3. Persecution Against the Roma People of Europe

The Roma people – a nomadic traveling community sometimes referred to as “gypsies” – have endured oppression in Europe since the Middle Ages. They were one of the ethnic groups deemed racially “inferior” by the Nazis, and it is estimated that of the one million Roma living in Europe before the onset of the Second World War, 220,000 were killed in concentration camps, while thousands more were demeaned and exploited in barbaric scientific experiments.

And their persecution has continued up to the present day.

In their 2012 report, “Discrimination against Roma in Europe,” AI directly named the European Roma community – which currently numbers between 10 and 12 million people – as “one of Europe’s largest and most disadvantaged minorities.” The report found that 15 percent of European Roma people were illiterate and a further 31 percent had received less than six years of formal education, while 20 percent had been victims of racially motivated crime.

Speaking to the BBC about the ongoing vilification of the Roma, Kate Allen, Amnesty’s UK director, said that many Roma are discriminated against “because of who they are, what they are presumed to be, or what they believe.” She criticized successive European governments for failing to tackle the problem, and concluded, “it’s time Europe woke up and put a full stop to the persecution of these marginalized communities.”

4. Forced Labor Abuses in China

International human rights organizations have long been concerned about the situation for political dissidents and prison inmates in China. While China have recently announced plans to abolish their notorious “re-education through labor” camps, AI has stated that this “will be little more than a cosmetic measure unless the authorities tackle the deeply entrenched abuses of the country’s overall detention system.”

Sadly, forced labor is also a fact of life for the impoverished Indonesian women who make up almost half of Hong Kong’s 300,000 migrant domestic workforce.
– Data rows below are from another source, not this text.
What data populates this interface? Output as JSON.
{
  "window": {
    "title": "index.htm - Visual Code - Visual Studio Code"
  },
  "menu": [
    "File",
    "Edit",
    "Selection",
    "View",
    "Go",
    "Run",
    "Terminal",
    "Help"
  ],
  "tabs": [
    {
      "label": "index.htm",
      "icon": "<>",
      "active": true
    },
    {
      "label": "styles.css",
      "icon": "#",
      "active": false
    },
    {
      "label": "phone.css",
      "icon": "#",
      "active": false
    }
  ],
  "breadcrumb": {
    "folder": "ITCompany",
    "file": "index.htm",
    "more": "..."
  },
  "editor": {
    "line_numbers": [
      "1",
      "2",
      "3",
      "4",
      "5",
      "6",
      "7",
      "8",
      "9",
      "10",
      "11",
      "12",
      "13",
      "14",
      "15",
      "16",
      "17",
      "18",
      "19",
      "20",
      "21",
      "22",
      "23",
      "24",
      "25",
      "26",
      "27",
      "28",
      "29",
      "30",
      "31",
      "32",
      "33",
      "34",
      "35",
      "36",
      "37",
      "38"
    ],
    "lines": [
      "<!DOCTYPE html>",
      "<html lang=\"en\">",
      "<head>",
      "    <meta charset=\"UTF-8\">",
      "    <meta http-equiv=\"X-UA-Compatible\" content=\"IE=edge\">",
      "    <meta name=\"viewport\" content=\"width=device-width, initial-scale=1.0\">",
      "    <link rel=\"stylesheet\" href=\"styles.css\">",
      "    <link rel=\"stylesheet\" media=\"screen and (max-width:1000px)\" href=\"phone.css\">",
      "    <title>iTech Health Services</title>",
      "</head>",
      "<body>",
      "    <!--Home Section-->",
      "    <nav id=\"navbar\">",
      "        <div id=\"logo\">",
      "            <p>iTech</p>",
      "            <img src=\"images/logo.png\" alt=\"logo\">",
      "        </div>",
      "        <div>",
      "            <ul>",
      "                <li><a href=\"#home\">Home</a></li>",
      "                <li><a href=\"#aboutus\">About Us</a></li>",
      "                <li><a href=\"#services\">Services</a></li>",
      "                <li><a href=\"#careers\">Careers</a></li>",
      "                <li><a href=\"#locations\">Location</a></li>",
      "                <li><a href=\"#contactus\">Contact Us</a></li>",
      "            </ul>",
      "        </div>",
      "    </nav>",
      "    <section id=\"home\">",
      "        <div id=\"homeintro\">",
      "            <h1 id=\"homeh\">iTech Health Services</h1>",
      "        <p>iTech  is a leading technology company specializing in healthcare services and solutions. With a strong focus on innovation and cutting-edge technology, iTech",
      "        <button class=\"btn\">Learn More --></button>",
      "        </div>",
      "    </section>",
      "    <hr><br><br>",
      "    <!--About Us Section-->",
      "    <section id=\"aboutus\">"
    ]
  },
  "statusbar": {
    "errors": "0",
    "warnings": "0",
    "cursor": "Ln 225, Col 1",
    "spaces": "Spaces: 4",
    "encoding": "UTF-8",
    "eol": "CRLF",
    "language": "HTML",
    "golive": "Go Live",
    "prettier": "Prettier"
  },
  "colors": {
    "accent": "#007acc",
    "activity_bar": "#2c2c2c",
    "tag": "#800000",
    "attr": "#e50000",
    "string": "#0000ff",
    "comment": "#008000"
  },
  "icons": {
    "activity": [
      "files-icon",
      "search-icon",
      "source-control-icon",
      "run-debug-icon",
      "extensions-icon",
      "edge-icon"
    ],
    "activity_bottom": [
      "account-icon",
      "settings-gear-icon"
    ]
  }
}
A report released by AI earlier this year found that recruitment and work placement agencies in both Indonesia and Hong Kong, who are largely responsible for organizing these women’s employment, frequently place them into work situations which violate their human rights not to engage in forced labor.

The report also found that employers in Hong Kong routinely violate the women’s right to freedom of movement (by, for example, confiscating their passports), subject them to physical or verbal abuse, refuse to pay them the wages to which they are entitled, and arbitrarily terminate their contracts.

5. Unlawful Executions in Iran

According to AI, the Iranian execution record is second only to China, and the majority of those sentenced have been put to death for political reasons.

Hamid Ghassemi-Shall and his brother Alborz Ghassemi, for example, were sentenced to death in 2008 on “spurious charges of espionage and cooperation with People’s Mojahedin Organization of Iran (PMOI).” Ghassemi-Shall was later released after his wife, Antonella, launched a campaign in conjunction with AI in Canada, but it was sadly too late for his brother Alborz, who was killed in suspicious circumstances during the first year of their captivity.

Ghassemi-Shall says of that time: “They didn’t tell me I had the right to see a lawyer. They handcuffed me, blindfolded me and took me to a cell. During the investigation the treatment was varied and they beat me and tortured me psychologically for eight months. I hold Iran responsible for my brother’s death, for the 64 months of my life that I spent in a prison, for the pain and suffering my wife Antonella, my sister, my mom, my brother, and my sister-in-law went through. There’s no excuse for that.”

How You Can Help

Image Source: Val Kerry/Flickr